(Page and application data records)
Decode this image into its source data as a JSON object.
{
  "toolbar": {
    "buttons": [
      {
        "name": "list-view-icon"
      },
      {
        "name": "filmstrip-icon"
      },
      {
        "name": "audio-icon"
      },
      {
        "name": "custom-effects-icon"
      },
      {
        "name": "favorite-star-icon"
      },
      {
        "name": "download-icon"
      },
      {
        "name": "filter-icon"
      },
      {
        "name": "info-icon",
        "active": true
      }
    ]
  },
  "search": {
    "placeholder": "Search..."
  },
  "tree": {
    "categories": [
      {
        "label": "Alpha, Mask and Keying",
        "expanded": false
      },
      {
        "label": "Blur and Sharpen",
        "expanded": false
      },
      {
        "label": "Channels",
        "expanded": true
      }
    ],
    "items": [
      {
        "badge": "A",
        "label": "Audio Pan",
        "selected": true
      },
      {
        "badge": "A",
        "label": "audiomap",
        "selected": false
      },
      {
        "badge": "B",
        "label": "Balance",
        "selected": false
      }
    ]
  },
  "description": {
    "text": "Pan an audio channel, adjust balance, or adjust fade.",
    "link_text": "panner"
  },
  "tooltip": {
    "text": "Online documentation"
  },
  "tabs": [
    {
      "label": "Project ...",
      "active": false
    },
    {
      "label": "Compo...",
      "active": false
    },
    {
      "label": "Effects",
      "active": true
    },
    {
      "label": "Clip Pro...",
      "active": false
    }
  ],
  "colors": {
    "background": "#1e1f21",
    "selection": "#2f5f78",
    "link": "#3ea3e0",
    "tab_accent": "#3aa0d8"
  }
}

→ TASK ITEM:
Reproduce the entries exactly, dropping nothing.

→ RESULT BELOW:
Decode this image into its source data as a JSON object.
{
  "toolbar": {
    "buttons": [
      {
        "name": "list-view-icon"
      },
      {
        "name": "filmstrip-icon"
      },
      {
        "name": "audio-icon"
      },
      {
        "name": "custom-effects-icon"
      },
      {
        "name": "favorite-star-icon"
      },
      {
        "name": "download-icon"
      },
      {
        "name": "filter-icon"
      },
      {
        "name": "info-icon",
        "active": true
      }
    ]
  },
  "search": {
    "placeholder": "Search..."
  },
  "tree": {
    "categories": [
      {
        "label": "Alpha, Mask and Keying",
        "expanded": false
      },
      {
        "label": "Blur and Sharpen",
        "expanded": false
      },
      {
        "label": "Channels",
        "expanded": true
      }
    ],
    "items": [
      {
        "badge": "A",
        "label": "Audio Pan",
        "selected": true
      },
      {
        "badge": "A",
        "label": "audiomap",
        "selected": false
      },
      {
        "badge": "B",
        "label": "Balance",
        "selected": false
      }
    ]
  },
  "description": {
    "text": "Pan an audio channel, adjust balance, or adjust fade.",
    "link_text": "panner"
  },
  "tooltip": {
    "text": "Online documentation"
  },
  "tabs": [
    {
      "label": "Project ...",
      "active": false
    },
    {
      "label": "Compo...",
      "active": false
    },
    {
      "label": "Effects",
      "active": true
    },
    {
      "label": "Clip Pro...",
      "active": false
    }
  ],
  "colors": {
    "background": "#1e1f21",
    "selection": "#2f5f78",
    "link": "#3ea3e0",
    "tab_accent": "#3aa0d8"
  }
}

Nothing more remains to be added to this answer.